Amateur by name

The WAAA, like the AAA, was a wholly amateur organisation from the outset. All positions from secretaries to local committee members to coaches were honorary.

There was no prize money for competitors, although there were prizes. Medals were awarded and for some non-Championship races there were canteens of cutlery, furniture, or crockery to be won.

The strict amateur nature of the WAAA, along with its independence, was guarded fiercely as the WAAA Executive response to proposed restructuring of the British Amateur Athletics Board in the late 1960s shows:

“It is obvious that women’s athletics in Great Britain has not suffered by remaining amateur and we could not, therefore, agree at any time to our sport becoming professionalised.”
WAAA Executive

Ethel Scott is pictured here in 1929 in her Middlesex Ladies’ Athletics Club kit with the various prizes she won at WAAA competitions in the 1920s as a sprinter.
In 1930, Scott ran an 11.1sec 100m and a 7.45sec 60m, earning her a place in the England Team for the third Women’s World Games, making her the first black British woman to represent England and later Great Britain in international athletics.

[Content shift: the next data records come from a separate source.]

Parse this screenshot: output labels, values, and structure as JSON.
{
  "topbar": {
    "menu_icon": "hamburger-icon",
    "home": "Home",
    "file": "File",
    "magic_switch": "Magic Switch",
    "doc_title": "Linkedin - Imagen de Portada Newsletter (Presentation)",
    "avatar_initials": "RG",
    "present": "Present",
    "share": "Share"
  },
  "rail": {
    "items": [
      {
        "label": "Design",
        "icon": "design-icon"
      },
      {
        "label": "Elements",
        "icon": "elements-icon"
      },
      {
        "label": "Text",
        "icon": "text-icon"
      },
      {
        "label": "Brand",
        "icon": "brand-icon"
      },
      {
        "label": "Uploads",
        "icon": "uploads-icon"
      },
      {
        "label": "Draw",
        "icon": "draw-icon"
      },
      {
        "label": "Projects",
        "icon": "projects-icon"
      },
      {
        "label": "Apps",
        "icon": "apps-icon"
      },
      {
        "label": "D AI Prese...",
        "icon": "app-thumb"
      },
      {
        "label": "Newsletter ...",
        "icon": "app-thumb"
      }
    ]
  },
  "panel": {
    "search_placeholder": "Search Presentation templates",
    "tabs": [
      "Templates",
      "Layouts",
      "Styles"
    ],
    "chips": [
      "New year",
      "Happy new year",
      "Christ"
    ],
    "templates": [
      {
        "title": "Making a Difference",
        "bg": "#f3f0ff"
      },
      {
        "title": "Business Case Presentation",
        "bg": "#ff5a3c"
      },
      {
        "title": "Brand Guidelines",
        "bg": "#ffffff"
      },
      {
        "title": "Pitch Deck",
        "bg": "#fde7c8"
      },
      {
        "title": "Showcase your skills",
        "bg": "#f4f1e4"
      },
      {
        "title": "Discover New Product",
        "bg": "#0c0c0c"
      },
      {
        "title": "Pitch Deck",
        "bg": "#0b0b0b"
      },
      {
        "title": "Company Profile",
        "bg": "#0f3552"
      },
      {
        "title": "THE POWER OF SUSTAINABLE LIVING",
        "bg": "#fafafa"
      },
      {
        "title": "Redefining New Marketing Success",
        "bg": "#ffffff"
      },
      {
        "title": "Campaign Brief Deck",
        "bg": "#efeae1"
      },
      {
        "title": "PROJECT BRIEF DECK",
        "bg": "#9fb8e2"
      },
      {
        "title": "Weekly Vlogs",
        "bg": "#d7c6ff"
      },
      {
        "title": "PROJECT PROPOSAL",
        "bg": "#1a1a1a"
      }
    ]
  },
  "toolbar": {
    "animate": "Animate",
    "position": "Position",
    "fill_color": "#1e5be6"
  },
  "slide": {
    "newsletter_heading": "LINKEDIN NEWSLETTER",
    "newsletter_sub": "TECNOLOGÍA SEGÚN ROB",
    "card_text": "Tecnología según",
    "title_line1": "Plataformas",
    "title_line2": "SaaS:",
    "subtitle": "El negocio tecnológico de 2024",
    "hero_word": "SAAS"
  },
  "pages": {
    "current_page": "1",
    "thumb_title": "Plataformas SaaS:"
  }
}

The 4 x 100m relay team of Ethel Scott, Daisy Ridgely, Eileen Hiscock and Ivy Walker won silver at the third Women’s World Games.

The changing landscape of international athletics was brought into focus at the 1976 Montreal Olympics. 19 of the 23 female British athletes had jobs around which training had to be fitted. They were up against state sponsored athletes who could devote all their time to training, and for the first time since 1932 the British women’s team won no medals at an Olympic Games.

The late 70s and early 80s began to see a shift, athletes competing for prize money were no longer banned by the WAAA from competing. Wendy Sly, distance runner and 3000m Olympic silver medallist at the 1984 Los Angeles Games began competing on the American Road Circuit in 1981, the first British athlete to do so, using the prize money from this to fund her training back in the UK.

By the 1990s the shift towards funding and professionalism of the sport was well on the way towards the model we recognise today.